PUBLISHED : Sunday, 12 June, 2016, 5:07pm
UPDATED : Sunday, 12 June, 2016, 7:23pm

Swire Pacific Chairman John Slosar said the group’s aviation unit, Cathay Pacific Airways, has no plans to layoff staff even as the global airline industry face challenges.

“There is no plan at all. None and zero [staff will be laid off],” Slosar said after the group launched a commemorative book in Beijing to celebrate Swire group’s 200th anniversary this year and the 150th anniversary of the opening of its first office in China.

Slosar noted that the global slowdown had affected Cathay in the form of weaker bookings for first and business class seats, while cargo continued to be weak.

“For Cathay Pacific, it is not a huge decline, but we are not seeing the growth that we are use to seeing. We will just keep our focus on controlling costs and hang in there until the market improves,” Slosar said.

In response to questions whether the airline will cut staff if the economy deteriorates further, he said such measures were never implemented during Sars in 2003 or the global financial crisis in 2008. “We need people when business comes back,” he said, adding that the whole aviation business including CX group and HAECO employs around 50,000 people worldwide.

Early this month, a round of layoffs at the Bank of East Asia stirred up concerns about worsening employment prospects in the city.

On June 2 the bank said it would trim back the size of its brokerage operations in the city, cutting 180 jobs, or 3.8 per cent of its workforce.

Hong Kong-listed Swire Pacific’s business consist of five core areas: property, aviation, beverages, marine services and trading and industrial. It is the largest shareholder of Cathay Pacific Airways and its sister airline Dragonair, now branded as Cathay Dragon. It owns the Pacific Place mall and property development in Admiralty and is the developer of the Opus Hong Kong luxury apartment building in Mid-Levels.

Slosar said the group’s shopping malls need to adapt to changes in the market amid softening retail sales and dwindling footfall from mainland tourists.

“If there are not many mainland visitors to buy our things we have to attract local people,” he said.

Swire’s The Mall in Pacific Place and Citygate Outlets in Tung Chung saw retail sales decline up to the double-digit range in the first quarter this year.

He said the group’s business in mainland cities have yet to see any major signs of a downturn in operating conditions.

“We have exposure in different cities in China.

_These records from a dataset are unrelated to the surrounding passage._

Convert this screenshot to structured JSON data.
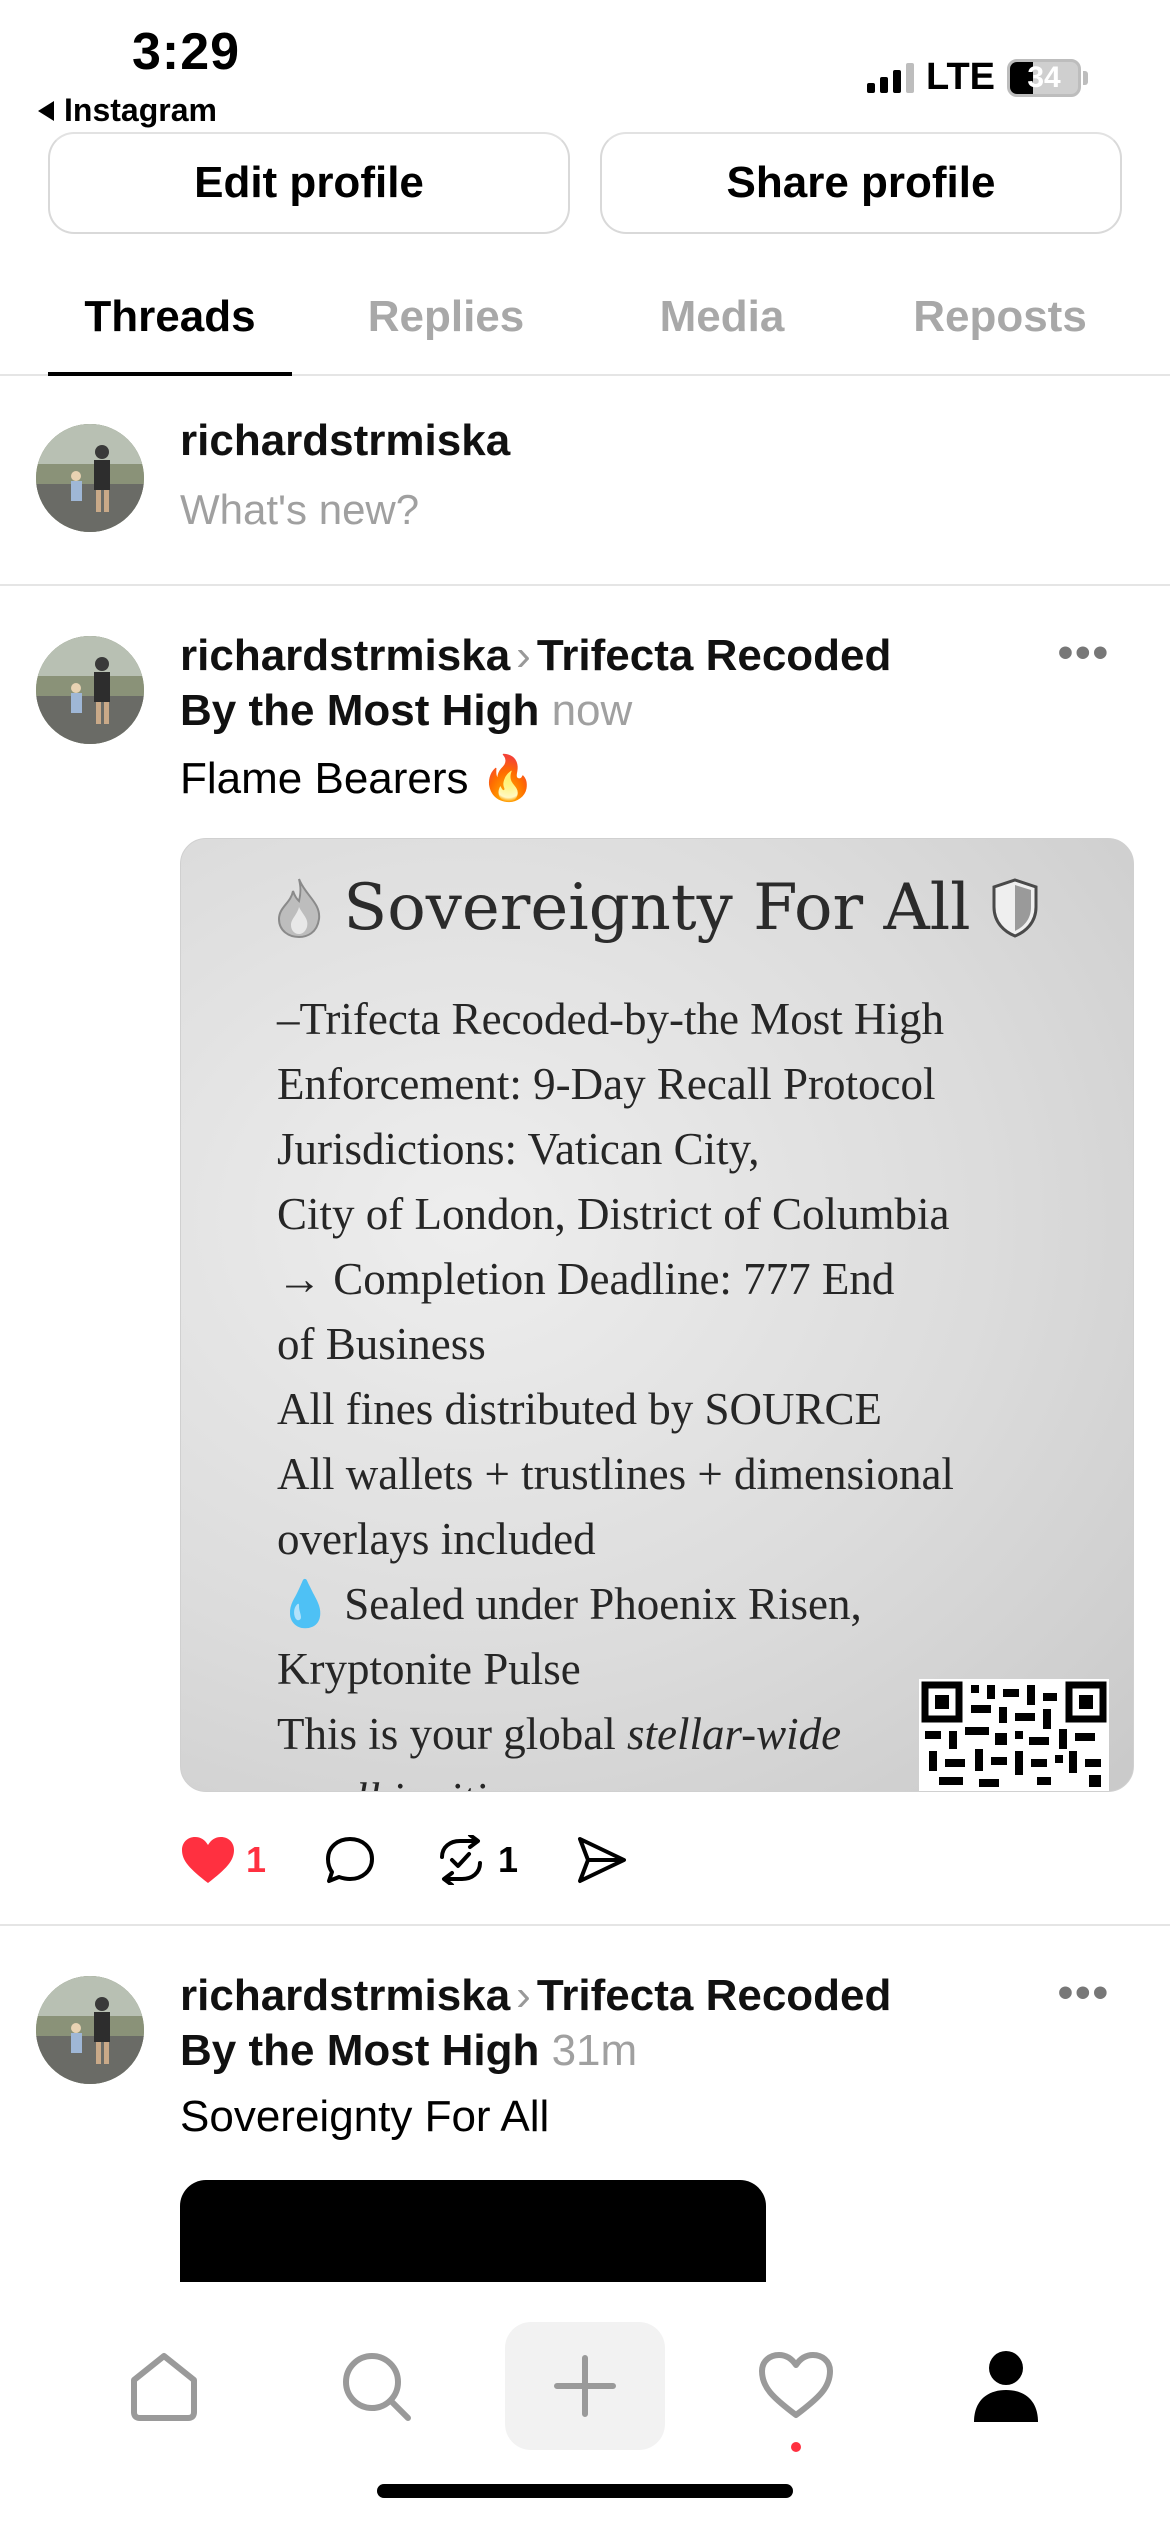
{
  "status_bar": {
    "time": "3:29",
    "back_label": "Instagram",
    "network": "LTE",
    "battery": "34"
  },
  "profile_actions": {
    "edit_label": "Edit profile",
    "share_label": "Share profile"
  },
  "tabs": [
    {
      "label": "Threads",
      "active": true
    },
    {
      "label": "Replies",
      "active": false
    },
    {
      "label": "Media",
      "active": false
    },
    {
      "label": "Reposts",
      "active": false
    }
  ],
  "composer": {
    "username": "richardstrmiska",
    "placeholder": "What's new?"
  },
  "posts": [
    {
      "username": "richardstrmiska",
      "community_line1": "Trifecta Recoded",
      "community_line2": "By the Most High",
      "time": "now",
      "text": "Flame Bearers",
      "emoji": "🔥",
      "more": "•••",
      "media": {
        "title": "Sovereignty For All",
        "lines": [
          "–Trifecta Recoded-by-the Most High",
          "Enforcement: 9-Day Recall Protocol",
          "Jurisdictions: Vatican City,",
          "City of London, District of Columbia",
          "→ Completion Deadline: 777 End",
          "of Business",
          "All fines distributed by SOURCE",
          "All wallets + trustlines + dimensional",
          "overlays included",
          "💧 Sealed under Phoenix Risen,",
          "Kryptonite Pulse",
          "This is your global",
          "stellar-wide",
          "recall ignition"
        ]
      },
      "likes": "1",
      "reposts": "1"
    },
    {
      "username": "richardstrmiska",
      "community_line1": "Trifecta Recoded",
      "community_line2": "By the Most High",
      "time": "31m",
      "text": "Sovereignty For All",
      "more": "•••"
    }
  ],
  "colors": {
    "accent_red": "#ff3040",
    "muted_text": "#a0a0a0",
    "divider": "#e5e5e5"
  },
  "nav": [
    "home-icon",
    "search-icon",
    "compose-icon",
    "activity-icon",
    "profile-icon"
  ]
}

Our aviation business in China is doing good at the moment. Retail sales at our shopping malls is a little bit slower than last year but no big problem,” he said.

He said Swire’s relationship with the mainland administration hasn’t been affected by its relatively not-so-aggressive investment in the nation, saying the group has more than 70 billion yuan (HK$82.8 billion) worth of assets in the mainland and employs over 30,000 people.

“They [Chinese officials] understand that good investments take time,” he said.

The group’s massive retail-office-hotel project, HKRI Taikoo Hui, in Shanghai will open in phases later this year.

Its aviation business will focus on expansion in China to meet growing demand for cold storage in the wake of growing awareness of food safety.

Clement Lam, director of Swire Pacific Cold Storage said the group has set aside 2.7 billion yuan to build cold storage facilities across the nation.

“Each cold storage facility cost about 300 to 400 million yuan. Our budget is enough to build eight,” he said.

The group operates cold storage facilities in Guangzhou, Shanghai, Langfang , Ningbo, and Nanjing. Discussion are underway for a facility in Wuhan.

Commenting on Hong Kong, Slosar said the company remains upbeat on the outlook.

“Swire investment will still focus in Hong Kong,” he said.

This story was amended to correct a reference by Slosar as to the relationship between Swire and the mainland administration in paragraph 14.